Macau’s top executive has confirmed that the management of casino VIP gambling rooms will be among the topics being discussed when the licenses of Macau’s six casino concessionaires come up for renewal. The first of the licenses issued to Macau’s three concessionaires and their three sub-concessionaires is set to expire in 2020 and the government has said it intends to commence talks on the renewal of these licenses starting next year.
This week, Chief Executive Fernando Chui Sai On said the renewal talks would revolve around six major topics: the scale of gaming development, the management of VIP rooms, the ratio of gaming to non-gaming elements, upward mobility of gaming employees, the prevention of problem gambling and the social responsibilities of operators. Chui declined to specify whether changes were afoot for the junket operators serving those VIP rooms.
In what is becoming a seasonal event, the junket business is coming under increased scrutiny after it was confirmed that the wife of the boss of top VIP gaming promoter Neptune Group had been charged with money laundering in Hong Kong. Next magazine reported that Chinese authorities were pressing more than 20 junket operators to provide information on their dealings with government officials in a bid to stamp out corruption.
Some operators, like Melco Crown Entertainment (MCE), have been decreasing their reliance on junket operators in recent years. MCE has seen junket business decline from 61% of revenue in 2011 to 49.8% last year. At the same time, the commissions MCE has paid to junkets rose 30% between 2012 and 2013.
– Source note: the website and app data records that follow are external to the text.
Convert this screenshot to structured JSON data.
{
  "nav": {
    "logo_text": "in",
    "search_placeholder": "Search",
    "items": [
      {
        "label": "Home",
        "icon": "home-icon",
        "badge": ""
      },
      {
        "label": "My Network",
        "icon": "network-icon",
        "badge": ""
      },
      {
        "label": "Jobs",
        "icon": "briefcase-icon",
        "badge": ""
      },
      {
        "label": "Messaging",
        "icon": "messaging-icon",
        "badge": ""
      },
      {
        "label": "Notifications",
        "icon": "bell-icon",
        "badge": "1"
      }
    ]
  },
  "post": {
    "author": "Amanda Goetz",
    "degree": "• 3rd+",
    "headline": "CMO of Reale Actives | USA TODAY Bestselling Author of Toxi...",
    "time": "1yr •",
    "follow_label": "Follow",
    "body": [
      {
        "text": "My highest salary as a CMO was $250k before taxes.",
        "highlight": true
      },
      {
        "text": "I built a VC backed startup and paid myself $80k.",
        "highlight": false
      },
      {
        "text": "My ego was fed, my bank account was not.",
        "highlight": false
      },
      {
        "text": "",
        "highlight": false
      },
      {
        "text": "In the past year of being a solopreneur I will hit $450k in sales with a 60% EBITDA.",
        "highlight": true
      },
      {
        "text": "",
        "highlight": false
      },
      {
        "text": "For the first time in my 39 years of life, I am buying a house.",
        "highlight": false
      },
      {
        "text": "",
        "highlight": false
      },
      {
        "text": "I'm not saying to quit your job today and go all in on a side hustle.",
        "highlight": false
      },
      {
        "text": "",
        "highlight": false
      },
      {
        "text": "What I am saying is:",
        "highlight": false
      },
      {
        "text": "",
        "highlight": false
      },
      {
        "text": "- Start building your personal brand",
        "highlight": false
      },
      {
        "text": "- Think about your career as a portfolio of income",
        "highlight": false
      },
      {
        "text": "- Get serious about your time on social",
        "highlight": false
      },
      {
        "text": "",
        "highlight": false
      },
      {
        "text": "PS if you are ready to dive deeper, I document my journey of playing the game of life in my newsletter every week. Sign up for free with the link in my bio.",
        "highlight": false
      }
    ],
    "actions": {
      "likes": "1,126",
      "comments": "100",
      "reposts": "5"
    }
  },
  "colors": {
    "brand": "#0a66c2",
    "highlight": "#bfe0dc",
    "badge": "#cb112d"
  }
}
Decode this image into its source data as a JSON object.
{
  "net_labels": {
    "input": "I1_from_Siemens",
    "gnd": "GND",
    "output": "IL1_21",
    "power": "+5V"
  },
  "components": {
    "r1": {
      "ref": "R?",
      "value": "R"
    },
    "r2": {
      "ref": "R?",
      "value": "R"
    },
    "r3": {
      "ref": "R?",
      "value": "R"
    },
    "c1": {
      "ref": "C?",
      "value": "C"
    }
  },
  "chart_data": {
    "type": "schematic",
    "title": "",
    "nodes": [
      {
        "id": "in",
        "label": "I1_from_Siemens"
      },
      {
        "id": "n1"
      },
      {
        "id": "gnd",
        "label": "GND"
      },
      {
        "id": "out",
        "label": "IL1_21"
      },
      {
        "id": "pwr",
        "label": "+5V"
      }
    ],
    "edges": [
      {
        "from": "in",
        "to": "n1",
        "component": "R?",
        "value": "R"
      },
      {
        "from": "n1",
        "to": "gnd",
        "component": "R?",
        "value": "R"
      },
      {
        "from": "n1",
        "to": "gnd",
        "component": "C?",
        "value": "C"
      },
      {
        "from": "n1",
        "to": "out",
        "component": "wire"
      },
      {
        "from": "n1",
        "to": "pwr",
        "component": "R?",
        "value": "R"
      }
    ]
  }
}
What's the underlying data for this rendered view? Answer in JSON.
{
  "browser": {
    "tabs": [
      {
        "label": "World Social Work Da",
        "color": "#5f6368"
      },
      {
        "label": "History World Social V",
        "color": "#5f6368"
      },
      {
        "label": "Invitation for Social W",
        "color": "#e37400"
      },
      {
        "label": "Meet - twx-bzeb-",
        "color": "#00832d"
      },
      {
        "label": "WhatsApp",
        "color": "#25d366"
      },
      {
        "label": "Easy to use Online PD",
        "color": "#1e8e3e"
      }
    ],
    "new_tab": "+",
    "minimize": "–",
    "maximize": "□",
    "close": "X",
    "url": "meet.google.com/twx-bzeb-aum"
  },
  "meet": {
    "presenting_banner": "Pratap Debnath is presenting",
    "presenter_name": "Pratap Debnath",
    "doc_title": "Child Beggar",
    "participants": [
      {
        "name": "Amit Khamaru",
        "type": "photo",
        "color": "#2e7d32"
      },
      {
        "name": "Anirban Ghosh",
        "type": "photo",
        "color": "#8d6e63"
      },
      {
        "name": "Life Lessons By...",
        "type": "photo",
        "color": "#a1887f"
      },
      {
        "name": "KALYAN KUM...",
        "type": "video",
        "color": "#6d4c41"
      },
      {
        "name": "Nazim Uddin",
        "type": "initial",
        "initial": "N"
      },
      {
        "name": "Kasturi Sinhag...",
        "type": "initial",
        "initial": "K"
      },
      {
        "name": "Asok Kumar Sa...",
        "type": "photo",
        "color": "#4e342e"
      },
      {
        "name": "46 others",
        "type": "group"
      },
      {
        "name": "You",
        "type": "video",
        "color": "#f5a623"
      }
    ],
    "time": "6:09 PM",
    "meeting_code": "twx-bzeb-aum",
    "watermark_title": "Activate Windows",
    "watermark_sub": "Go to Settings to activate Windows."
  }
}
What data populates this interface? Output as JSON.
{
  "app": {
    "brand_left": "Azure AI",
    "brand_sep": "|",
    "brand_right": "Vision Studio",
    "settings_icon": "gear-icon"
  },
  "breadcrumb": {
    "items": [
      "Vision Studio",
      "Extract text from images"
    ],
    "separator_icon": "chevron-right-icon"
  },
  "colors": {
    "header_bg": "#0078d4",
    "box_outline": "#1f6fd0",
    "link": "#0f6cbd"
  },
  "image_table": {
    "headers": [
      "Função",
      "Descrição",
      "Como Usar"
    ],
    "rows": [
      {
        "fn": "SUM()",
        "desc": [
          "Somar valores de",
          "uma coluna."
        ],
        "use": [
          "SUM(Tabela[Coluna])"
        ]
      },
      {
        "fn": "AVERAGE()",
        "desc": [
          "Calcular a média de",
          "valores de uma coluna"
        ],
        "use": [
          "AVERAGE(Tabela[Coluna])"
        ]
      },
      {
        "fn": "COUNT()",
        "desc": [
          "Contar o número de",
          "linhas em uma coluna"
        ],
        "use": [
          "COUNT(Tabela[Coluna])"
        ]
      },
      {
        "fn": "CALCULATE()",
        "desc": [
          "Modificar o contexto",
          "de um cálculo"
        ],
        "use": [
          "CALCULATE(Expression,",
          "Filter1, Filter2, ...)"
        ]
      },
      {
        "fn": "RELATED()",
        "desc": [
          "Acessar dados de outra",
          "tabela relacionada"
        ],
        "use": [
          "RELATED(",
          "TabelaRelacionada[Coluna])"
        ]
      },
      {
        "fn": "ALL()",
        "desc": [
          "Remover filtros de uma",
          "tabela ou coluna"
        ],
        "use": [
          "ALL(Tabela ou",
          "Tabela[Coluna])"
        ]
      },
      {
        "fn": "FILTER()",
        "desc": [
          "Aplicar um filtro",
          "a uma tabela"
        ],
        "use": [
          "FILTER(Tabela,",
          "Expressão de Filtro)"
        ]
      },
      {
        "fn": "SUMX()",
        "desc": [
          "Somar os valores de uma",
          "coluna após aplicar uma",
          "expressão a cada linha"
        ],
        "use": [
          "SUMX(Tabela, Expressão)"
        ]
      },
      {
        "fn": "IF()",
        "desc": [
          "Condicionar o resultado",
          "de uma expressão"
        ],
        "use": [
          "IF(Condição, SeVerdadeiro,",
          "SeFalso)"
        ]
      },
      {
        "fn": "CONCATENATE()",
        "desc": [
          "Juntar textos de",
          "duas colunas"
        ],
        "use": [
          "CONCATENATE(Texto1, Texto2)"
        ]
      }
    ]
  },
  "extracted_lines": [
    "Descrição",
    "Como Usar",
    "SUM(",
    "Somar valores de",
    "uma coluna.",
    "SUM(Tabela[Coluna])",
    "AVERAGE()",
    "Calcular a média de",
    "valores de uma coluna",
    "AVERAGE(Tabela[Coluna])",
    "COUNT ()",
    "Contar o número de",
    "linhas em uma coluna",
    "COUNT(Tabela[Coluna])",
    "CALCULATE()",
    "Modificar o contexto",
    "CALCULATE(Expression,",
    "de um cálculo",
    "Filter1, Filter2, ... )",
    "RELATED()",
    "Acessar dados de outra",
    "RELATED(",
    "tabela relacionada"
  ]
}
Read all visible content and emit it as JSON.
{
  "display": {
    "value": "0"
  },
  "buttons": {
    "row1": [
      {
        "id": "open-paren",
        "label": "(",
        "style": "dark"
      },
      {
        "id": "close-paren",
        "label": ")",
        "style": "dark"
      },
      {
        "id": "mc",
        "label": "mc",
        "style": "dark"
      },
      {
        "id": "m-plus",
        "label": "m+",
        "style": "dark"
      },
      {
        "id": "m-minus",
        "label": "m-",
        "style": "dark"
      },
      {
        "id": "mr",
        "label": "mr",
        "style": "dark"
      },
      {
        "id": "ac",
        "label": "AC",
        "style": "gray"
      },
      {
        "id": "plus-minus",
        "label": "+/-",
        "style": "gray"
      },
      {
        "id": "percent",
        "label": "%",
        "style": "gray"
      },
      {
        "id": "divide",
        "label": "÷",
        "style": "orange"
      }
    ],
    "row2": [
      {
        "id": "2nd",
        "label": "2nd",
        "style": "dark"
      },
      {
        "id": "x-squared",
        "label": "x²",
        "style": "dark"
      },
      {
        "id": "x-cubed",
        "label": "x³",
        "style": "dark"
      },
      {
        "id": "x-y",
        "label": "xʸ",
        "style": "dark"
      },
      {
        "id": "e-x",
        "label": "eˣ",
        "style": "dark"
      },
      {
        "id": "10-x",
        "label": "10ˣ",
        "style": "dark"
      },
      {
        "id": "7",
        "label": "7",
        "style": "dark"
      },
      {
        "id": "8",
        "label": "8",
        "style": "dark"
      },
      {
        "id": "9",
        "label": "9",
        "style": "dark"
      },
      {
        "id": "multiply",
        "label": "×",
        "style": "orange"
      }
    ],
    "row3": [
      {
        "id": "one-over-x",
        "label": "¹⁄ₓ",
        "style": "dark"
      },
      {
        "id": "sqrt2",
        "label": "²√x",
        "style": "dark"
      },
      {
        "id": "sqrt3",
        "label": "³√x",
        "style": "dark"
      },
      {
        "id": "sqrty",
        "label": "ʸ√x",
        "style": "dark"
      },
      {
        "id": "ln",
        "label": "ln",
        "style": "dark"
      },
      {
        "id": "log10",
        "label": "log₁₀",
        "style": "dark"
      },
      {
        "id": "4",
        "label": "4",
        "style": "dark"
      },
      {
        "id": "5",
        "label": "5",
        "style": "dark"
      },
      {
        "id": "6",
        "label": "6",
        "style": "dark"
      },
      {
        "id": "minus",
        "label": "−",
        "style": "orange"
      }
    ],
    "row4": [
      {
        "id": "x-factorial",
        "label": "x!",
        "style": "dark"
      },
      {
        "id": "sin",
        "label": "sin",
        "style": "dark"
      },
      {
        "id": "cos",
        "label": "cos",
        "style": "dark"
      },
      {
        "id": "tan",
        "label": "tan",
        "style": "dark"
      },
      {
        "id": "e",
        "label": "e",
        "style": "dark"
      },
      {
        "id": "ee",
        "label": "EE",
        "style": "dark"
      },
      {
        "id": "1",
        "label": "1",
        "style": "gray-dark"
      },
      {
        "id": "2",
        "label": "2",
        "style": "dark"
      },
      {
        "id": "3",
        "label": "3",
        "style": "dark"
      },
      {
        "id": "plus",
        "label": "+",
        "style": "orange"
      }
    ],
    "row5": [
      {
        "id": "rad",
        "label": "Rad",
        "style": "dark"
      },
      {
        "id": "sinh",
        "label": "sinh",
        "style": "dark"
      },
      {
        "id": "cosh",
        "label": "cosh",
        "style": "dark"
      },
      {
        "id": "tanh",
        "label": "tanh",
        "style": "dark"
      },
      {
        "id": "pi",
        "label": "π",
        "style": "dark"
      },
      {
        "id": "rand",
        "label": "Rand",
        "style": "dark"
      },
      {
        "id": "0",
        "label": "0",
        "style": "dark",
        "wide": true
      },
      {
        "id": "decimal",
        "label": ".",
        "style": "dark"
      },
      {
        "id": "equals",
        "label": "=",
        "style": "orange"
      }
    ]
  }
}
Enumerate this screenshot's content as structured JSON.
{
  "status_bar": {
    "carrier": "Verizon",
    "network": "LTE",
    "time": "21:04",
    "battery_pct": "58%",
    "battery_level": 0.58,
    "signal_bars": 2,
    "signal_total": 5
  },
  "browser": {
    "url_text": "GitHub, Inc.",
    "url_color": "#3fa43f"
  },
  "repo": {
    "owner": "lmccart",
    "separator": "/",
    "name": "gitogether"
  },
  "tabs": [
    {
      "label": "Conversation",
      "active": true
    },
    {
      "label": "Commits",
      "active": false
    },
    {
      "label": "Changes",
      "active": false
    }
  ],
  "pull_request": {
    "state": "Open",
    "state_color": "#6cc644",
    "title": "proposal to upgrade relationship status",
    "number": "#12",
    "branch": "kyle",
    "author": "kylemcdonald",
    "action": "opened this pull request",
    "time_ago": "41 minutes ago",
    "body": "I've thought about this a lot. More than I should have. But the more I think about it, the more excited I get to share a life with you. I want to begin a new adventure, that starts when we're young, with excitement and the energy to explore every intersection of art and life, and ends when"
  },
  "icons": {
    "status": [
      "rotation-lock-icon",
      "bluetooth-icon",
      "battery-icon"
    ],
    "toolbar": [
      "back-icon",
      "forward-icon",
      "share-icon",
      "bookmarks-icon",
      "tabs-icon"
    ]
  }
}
Macau’s VIP market is facing a deceleration after official Chinese statistics showed a 19% year-on-year fall in the issuance of new credit in March. Analysts have suggested the credit crunch has yet to hit bottom, which will put further constraints on the ability of VIP gamblers to live up to their past spending habits. While Macau’s VIP market grew 12.5% in Q1 and accounted for nearly two-thirds of gaming revenue, the mass market grew 42% and – more importantly – accounted for 70% of casino operator’s profits.